From the records, return each line that has the word "city" in it.

[App and web page records]
= = =
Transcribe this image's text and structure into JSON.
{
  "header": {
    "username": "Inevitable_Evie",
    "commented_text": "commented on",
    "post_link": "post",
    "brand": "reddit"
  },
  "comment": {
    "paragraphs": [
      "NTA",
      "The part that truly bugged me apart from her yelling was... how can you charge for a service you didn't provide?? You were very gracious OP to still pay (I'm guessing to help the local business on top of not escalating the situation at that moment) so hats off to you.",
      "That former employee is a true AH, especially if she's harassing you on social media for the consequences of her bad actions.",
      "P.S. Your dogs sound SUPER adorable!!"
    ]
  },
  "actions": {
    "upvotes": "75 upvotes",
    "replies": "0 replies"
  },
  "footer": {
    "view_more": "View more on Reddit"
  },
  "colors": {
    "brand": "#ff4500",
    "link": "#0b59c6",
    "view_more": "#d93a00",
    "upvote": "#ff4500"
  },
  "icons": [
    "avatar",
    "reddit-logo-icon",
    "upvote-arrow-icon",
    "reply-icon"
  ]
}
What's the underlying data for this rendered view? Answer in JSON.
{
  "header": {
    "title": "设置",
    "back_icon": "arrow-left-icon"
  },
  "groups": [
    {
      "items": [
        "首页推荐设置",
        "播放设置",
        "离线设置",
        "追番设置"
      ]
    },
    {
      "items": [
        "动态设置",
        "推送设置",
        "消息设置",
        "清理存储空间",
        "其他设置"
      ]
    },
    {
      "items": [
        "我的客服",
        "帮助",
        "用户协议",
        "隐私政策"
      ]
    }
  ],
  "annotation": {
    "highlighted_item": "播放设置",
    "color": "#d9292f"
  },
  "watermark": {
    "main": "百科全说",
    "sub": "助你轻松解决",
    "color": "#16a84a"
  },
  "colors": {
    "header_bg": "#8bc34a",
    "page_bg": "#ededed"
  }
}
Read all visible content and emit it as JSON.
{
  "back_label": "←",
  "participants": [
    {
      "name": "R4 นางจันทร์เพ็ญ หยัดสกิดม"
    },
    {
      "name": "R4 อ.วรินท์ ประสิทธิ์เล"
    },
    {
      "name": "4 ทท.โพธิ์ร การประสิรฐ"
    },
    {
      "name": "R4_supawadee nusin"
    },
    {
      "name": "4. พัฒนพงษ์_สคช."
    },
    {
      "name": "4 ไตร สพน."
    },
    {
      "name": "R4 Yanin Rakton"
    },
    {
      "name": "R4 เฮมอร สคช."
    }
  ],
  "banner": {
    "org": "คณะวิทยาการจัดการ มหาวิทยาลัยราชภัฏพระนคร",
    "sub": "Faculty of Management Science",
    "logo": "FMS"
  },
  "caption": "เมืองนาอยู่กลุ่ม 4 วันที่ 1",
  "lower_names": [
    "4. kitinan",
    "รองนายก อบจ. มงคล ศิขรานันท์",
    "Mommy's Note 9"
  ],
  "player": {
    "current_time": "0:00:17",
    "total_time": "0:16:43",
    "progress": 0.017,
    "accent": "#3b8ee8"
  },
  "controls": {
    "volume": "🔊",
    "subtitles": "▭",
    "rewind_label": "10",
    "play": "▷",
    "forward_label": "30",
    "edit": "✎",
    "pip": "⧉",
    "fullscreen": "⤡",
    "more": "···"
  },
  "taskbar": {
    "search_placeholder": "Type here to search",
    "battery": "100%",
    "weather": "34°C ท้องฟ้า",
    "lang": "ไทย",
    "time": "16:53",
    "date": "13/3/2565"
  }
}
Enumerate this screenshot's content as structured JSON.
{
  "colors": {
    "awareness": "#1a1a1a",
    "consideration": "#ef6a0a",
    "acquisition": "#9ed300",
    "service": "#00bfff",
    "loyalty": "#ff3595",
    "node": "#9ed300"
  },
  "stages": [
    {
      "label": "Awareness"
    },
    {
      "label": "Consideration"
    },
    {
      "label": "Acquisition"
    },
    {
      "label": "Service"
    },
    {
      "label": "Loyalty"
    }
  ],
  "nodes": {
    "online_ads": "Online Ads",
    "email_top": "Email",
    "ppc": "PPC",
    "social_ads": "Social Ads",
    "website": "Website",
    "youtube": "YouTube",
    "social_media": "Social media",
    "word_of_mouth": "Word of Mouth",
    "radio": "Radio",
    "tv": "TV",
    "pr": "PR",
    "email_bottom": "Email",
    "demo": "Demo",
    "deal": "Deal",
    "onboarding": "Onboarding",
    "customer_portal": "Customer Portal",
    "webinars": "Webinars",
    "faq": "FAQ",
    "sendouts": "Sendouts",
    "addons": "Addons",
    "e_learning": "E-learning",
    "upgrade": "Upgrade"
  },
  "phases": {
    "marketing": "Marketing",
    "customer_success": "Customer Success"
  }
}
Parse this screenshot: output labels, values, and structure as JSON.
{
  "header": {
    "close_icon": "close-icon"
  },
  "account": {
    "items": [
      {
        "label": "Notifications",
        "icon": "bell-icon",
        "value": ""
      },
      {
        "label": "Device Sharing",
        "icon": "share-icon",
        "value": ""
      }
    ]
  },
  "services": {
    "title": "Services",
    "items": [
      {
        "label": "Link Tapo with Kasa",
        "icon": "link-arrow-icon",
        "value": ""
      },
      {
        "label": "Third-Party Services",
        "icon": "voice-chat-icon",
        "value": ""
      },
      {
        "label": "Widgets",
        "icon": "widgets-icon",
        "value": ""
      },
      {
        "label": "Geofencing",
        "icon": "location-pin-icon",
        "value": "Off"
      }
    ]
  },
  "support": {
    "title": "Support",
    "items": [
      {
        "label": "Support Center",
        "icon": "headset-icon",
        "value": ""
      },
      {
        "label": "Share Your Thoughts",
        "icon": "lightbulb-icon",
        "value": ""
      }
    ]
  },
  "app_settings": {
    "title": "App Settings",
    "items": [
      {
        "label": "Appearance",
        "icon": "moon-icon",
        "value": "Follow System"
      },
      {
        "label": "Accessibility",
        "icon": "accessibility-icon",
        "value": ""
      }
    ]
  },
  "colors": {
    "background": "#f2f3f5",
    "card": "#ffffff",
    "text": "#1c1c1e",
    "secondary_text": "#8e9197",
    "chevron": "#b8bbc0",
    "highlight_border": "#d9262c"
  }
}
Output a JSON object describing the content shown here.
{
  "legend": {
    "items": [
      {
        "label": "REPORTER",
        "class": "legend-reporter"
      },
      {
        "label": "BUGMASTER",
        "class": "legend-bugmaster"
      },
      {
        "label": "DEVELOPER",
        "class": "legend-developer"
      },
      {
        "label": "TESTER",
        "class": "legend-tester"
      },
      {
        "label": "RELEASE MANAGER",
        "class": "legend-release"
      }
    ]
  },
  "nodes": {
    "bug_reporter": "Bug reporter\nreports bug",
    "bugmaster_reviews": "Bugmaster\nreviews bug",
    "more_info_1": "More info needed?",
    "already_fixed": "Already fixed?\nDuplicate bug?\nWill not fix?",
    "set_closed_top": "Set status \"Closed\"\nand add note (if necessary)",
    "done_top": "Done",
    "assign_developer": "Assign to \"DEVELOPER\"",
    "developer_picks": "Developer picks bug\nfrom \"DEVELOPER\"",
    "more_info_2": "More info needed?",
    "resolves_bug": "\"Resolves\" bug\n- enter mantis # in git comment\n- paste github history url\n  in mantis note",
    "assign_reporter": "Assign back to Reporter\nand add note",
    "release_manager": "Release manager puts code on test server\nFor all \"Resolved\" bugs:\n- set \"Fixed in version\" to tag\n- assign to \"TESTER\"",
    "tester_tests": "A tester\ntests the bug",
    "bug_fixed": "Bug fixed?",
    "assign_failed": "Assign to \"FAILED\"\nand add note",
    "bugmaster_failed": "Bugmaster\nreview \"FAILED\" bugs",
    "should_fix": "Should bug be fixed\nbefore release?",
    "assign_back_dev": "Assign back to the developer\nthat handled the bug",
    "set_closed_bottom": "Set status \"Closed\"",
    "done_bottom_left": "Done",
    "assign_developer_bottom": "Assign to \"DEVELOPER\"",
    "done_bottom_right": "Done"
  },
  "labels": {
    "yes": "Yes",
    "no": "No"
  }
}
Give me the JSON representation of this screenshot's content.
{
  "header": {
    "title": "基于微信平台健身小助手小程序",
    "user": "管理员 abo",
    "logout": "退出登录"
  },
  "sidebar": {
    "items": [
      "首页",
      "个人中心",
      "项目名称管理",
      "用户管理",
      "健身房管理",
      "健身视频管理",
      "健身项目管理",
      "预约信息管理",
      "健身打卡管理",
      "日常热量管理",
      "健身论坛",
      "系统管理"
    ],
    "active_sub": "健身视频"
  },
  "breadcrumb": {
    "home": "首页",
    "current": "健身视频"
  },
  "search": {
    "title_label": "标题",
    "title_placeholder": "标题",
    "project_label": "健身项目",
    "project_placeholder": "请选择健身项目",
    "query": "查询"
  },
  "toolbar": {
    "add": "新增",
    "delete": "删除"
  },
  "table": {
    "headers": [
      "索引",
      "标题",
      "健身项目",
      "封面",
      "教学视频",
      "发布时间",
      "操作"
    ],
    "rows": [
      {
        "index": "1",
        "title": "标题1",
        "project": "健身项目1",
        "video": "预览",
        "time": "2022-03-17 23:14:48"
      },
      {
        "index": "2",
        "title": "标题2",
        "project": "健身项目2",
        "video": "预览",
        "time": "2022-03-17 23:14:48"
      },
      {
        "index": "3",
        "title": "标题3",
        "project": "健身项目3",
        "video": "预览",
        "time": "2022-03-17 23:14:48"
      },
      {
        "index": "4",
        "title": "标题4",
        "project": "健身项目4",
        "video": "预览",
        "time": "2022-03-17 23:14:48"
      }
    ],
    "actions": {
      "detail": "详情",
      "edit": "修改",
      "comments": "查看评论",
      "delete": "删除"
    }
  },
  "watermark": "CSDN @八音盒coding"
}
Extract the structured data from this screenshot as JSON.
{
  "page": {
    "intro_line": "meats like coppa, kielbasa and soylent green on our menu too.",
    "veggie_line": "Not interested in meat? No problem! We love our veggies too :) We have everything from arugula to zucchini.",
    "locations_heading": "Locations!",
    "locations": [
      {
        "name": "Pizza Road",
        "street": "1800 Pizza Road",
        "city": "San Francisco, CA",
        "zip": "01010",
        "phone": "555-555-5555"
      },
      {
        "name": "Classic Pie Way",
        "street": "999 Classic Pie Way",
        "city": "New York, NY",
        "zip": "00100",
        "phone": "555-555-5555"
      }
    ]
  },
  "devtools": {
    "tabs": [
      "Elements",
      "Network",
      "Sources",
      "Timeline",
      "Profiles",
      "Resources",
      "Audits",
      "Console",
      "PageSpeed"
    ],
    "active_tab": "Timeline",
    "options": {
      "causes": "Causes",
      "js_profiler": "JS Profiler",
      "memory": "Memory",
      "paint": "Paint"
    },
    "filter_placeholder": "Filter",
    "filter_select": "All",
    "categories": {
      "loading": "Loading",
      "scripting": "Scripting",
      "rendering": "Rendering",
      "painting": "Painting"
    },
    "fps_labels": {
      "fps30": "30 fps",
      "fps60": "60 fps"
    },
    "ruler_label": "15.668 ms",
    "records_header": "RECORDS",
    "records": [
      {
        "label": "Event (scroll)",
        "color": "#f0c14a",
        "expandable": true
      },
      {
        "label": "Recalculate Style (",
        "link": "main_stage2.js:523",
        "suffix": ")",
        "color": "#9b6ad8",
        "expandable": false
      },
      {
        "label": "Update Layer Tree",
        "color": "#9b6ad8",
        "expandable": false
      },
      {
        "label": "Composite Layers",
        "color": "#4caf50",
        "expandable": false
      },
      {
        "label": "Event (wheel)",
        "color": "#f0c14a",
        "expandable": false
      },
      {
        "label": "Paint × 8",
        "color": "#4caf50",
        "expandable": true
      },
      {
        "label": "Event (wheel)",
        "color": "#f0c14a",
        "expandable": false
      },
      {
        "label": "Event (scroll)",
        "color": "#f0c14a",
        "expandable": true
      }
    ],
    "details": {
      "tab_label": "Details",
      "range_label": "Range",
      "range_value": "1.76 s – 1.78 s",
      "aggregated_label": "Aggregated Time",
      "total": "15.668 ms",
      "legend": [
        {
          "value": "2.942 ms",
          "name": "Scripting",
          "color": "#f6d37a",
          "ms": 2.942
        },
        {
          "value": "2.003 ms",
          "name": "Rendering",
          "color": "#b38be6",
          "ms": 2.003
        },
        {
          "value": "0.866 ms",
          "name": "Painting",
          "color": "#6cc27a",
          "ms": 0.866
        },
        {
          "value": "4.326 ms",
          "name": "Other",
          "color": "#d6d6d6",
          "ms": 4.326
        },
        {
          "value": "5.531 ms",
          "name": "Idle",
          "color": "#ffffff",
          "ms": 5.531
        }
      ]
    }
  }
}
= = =
> **EXERCISE SOLUTION**:
        "city": "San Francisco, CA",
        "city": "New York, NY",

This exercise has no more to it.